The main driver for this project was not the cost of the technology vs. the cost of the payroll, it was the ancillary benefits that come with automation that humans just can not match. Thats my point (in response to the point of the article).

Again. I understand it increases the bottom line, but it does so in a way that doubling the payroll could not have achieved. There is a diminishing return on the number of employees you can have driving around a warehouse in a propane truck, and yes there is a limit on the number of these forklifts you can hire, but the objective was to maximize shipping capacity of the warehouse. These units were better than the humans at that.

Comment: Re:Don't raise wages. Demand lower prices. (Score 2, Insightful) 870

by saloomy (#46579907) Attached to: Job Automation and the Minimum Wage Debate
Price has nothing to do with cost and everything to do with (perceived) supply / demand.

And unless you live in a dictatorship, you are not allowed to "demand" anything for any price, just as I am not allowed to "demand" you purchase any particular good or servi... oh wait. I forgot we passed the ACA.

Comment: Re:Who'll spit on my burger?! (Score 2, Interesting) 870

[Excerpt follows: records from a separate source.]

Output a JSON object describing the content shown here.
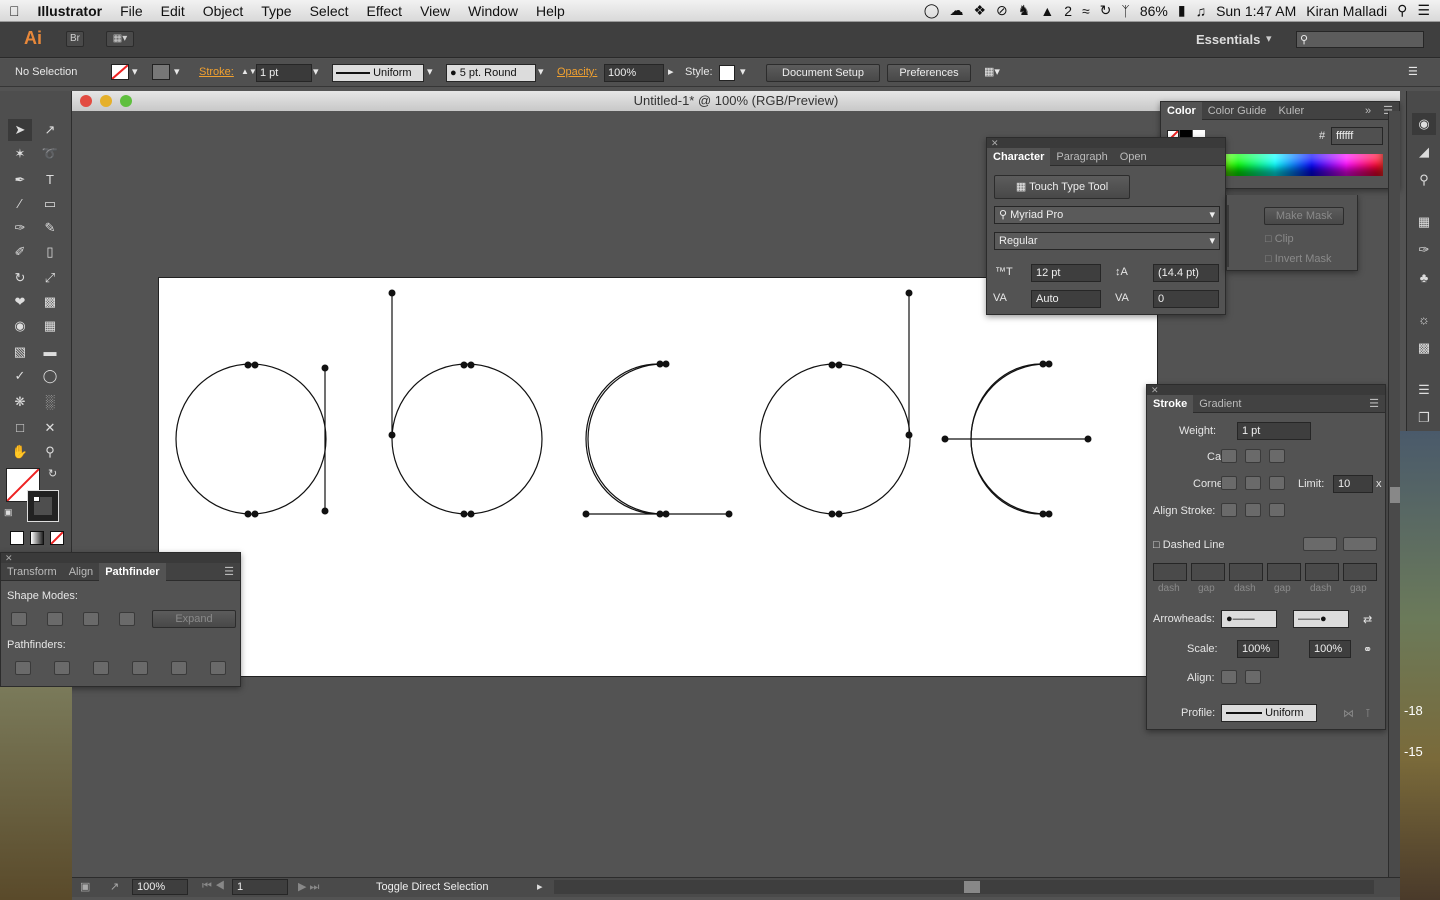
{
  "menubar": {
    "items": [
      "Illustrator",
      "File",
      "Edit",
      "Object",
      "Type",
      "Select",
      "Effect",
      "View",
      "Window",
      "Help"
    ],
    "battery": "86%",
    "adobe_count": "2",
    "clock": "Sun 1:47 AM",
    "user": "Kiran Malladi"
  },
  "appbar": {
    "logo": "Ai",
    "bridge": "Br",
    "workspace": "Essentials"
  },
  "control": {
    "selection": "No Selection",
    "stroke_label": "Stroke:",
    "stroke_value": "1 pt",
    "profile": "Uniform",
    "brush": "5 pt. Round",
    "opacity_label": "Opacity:",
    "opacity_value": "100%",
    "style_label": "Style:",
    "doc_setup": "Document Setup",
    "preferences": "Preferences"
  },
  "document": {
    "title": "Untitled-1* @ 100% (RGB/Preview)"
  },
  "color_panel": {
    "tabs": [
      "Color",
      "Color Guide",
      "Kuler"
    ],
    "hex_label": "#",
    "hex": "ffffff"
  },
  "character_panel": {
    "tabs": [
      "Character",
      "Paragraph",
      "Open"
    ],
    "touch_type": "Touch Type Tool",
    "font": "Myriad Pro",
    "style": "Regular",
    "size": "12 pt",
    "leading": "(14.4 pt)",
    "kerning": "Auto",
    "tracking": "0"
  },
  "transparency": {
    "make_mask": "Make Mask",
    "clip": "Clip",
    "invert": "Invert Mask"
  },
  "stroke_panel": {
    "tabs": [
      "Stroke",
      "Gradient"
    ],
    "weight_label": "Weight:",
    "weight": "1 pt",
    "cap_label": "Cap:",
    "corner_label": "Corner:",
    "limit_label": "Limit:",
    "limit": "10",
    "limit_x": "x",
    "align_label": "Align Stroke:",
    "dashed": "Dashed Line",
    "dash_labels": [
      "dash",
      "gap",
      "dash",
      "gap",
      "dash",
      "gap"
    ],
    "arrowheads_label": "Arrowheads:",
    "scale_label": "Scale:",
    "scale1": "100%",
    "scale2": "100%",
    "align2_label": "Align:",
    "profile_label": "Profile:",
    "profile": "Uniform"
  },
  "pathfinder": {
    "tabs": [
      "Transform",
      "Align",
      "Pathfinder"
    ],
    "shape_modes": "Shape Modes:",
    "expand": "Expand",
    "pathfinders": "Pathfinders:"
  },
  "status": {
    "zoom": "100%",
    "page": "1",
    "tool": "Toggle Direct Selection"
  },
  "desktop": {
    "n1": "-18",
    "n2": "-15"
  }
}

by saloomy (#46579871) Attached to: Job Automation and the Minimum Wage Debate
Well if you ignore the fact that the project didn't save money-spent overall, then yes, its about costs.

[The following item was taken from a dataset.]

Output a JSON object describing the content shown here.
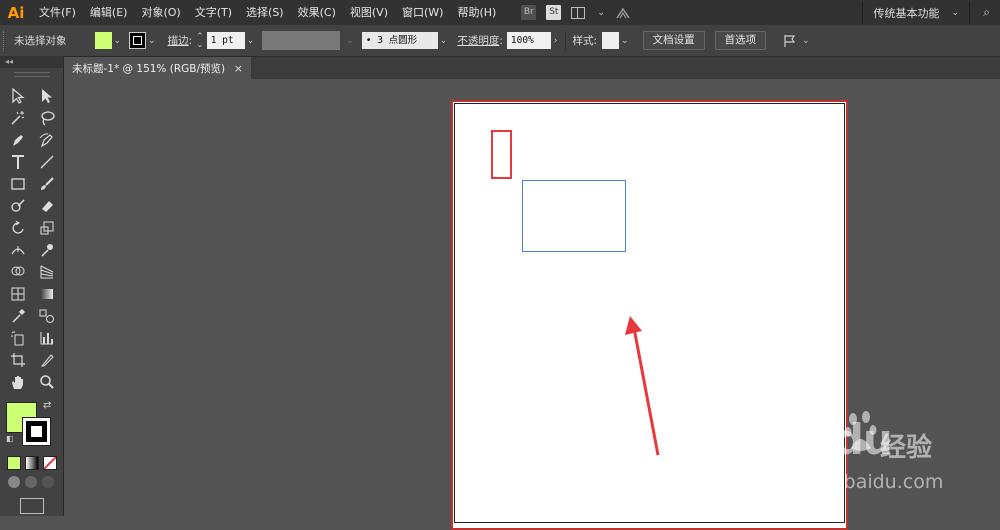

What you are forgetting to take into account is that you get significantly more production, at a higher rate of accuracy with machines. In some cases (not all), the accuracy and production increase is simply unfeasible with a human workforce.
Its like asking how many postmen would it take to deliver all the world's email. There simply wouldn't be enough resources to do the job, regardless of cost.

Comment: Re:Who'll spit on my burger?! (Score 5, Insightful) 870

by saloomy (#46579681) Attached to: Job Automation and the Minimum Wage Debate
I used to work in the IT dept. for a company that replaced forklift drivers with highly automated forklifts Vimeo: ( that were able to load trucks. The justification was never the cost of labor, but the increased accuracy in the supply chain, the ability to "house keep" (i.e. moving product bound for shipping close to the dock door it was headed out of, to increase maximum warehouse capacity by reducing average trip times); during the slow hours, as well as reduced damage to product, equipment and the facility. Automation is not about cost, its about having a machine do some work BETTER than workers. Arguing the cost is like arguing that cars are better at moving goods than humans because it costs less per mile to drive a car than it does to pay someone to carry your good. It does cost less, but thats not the point. Automation can scale much faster and increase accuracy, without increasing costs. Thats the point of automation. The benefits were obvious to anyone who had ever seen a mis-ship report or calculated the % of accidents involving a forklift. These units delivered

New systems generate new problems.